In most ways, my observance of Yom Kippur won’t be much different than thousands of other Jews in pews across North America.
Wait, what was that last thing?
Every Yom Kippur since 2007, my dad and I have spent part of the early afternoon – during the children’s service – browsing in the Barnes and Noble near his congregation. More than just a way to pass the time between services, this minhag (custom) is our chance to reminiscence about books we’ve each read, discuss the ones we think we’d like to read, and compare notes on still others that we’ve heard about but not yet read. For me (and for him, too, I hope), this time together is now as much a part of the High Holidays as round challah and apples and honey.
This year you may have an opportunity to browse as well.
One of the features of Mishkan Hanefesh, the new Reform machzor (High Holidays prayer book), is a diverse selection of alternate readings, designed, in part, for browsing. These words – in the form of poems, quotes, stories, and more – offer a range of thoughts, ideas, and perspectives that complement the book’s traditional liturgy for these intense days of personal introspection.
As I explored the machzor, a few passages resonated especially strongly with me, offering views that are helping advance my own cheshbon hanefesh (accounting of the soul), a task many Jews intentionally and deliberately take on in the weeks leading up to the High Holidays.
The first was a poem called “Prayer” by Marie Howe, a former New York State poet laureate:
Every day I want to speak with you. And every day something more important
calls for my attention—the drugstore, the beauty products, the luggage
I need to buy for the trip.
Even now I can hardly sit here
among the falling piles of paper and clothing, the garbage trucks outside

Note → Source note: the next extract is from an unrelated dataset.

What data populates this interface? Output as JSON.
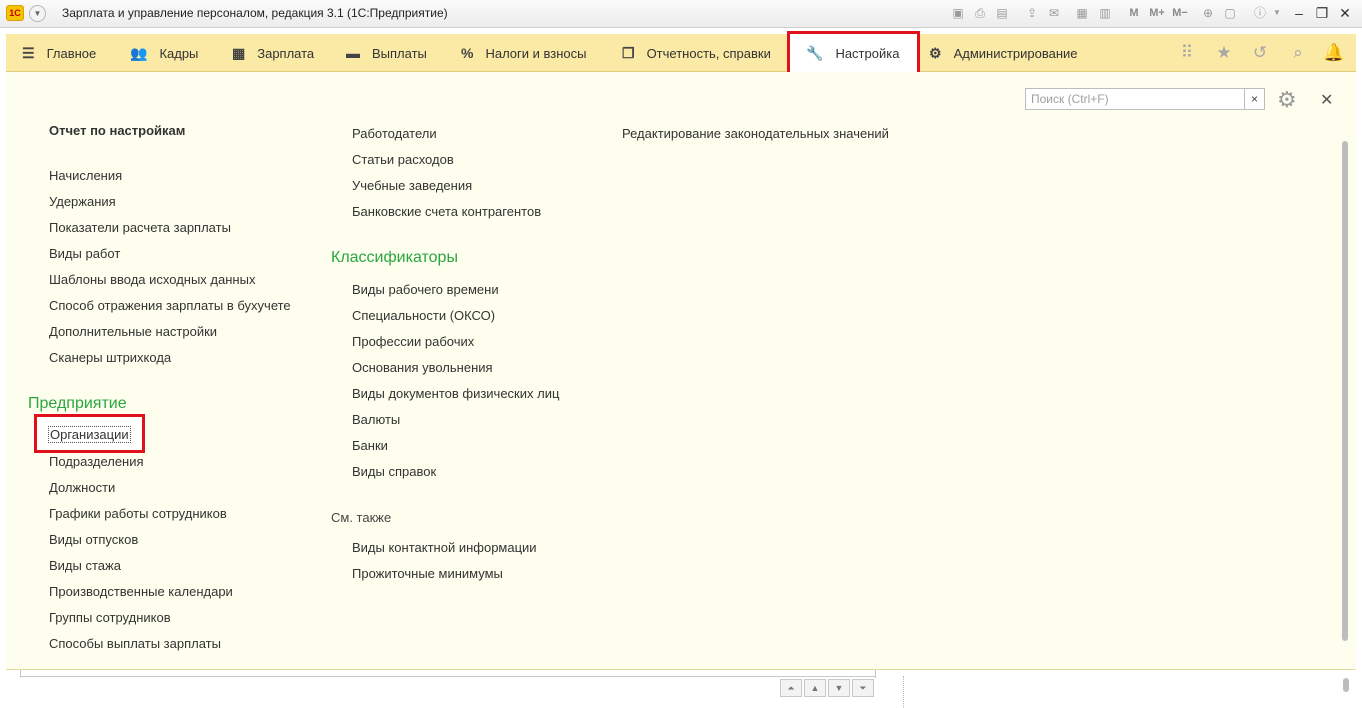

already screeching and banging.
The mystics say you are as close as my own breath.
Why do I flee from you?
My days and nights pour through me like complaints
and become a story I forgot to tell.
Help me. Even as I write these words I am planning
to rise from the chair as soon as I finish this sentence.
Another reading, “The Gift of Honor,” seamlessly combines an ancient teaching from Pirkei Avot with one from Abraham Twerski, a 20th-century American Hasidic rabbi, into a poignant reminder to readers to seek out the divine spark in everyone – especially when it’s not so easy to see:
Ben Azzai used to say:
Treat no one with scorn;
Regard nothing as useless,
For all people have their moment,
And all things have their place.
Diamonds, when found in the ground,
May look like worthless pieces of glass.
It takes an expert to see the precious gem that is hidden within.
Become an expert in human beings.
Learn to see each one as a diamond in the rough.
And, finally, this one, “Tiny Joys” by the poet Rachel Bluwstein, known as Rachel:
Tiny joys, joys like a lizard’s tail:
a sudden sea between two city buildings in the west,
windows glittering in the setting sun –
A consoling music in everything,
in everything mysteries and hints –
and everything waiting for corals of beautiful words
to be strung by the imagination on its string.
These are but three of the readings in Mishkan Hanefesh that encourage individuals to “peel off” during worship to actively explore and assess their actions and reactions during the year just ended.
When done properly, this annual accounting of the soul is meant to challenge us to be our best selves – or better selves – in the new year. With its alternate readings providing easy access to the themes of the season, as well as creative, thought-provoking material to browse, the new Reform machzor is sure to be a welcome addition in congregations during these Days of Awe and for years to come.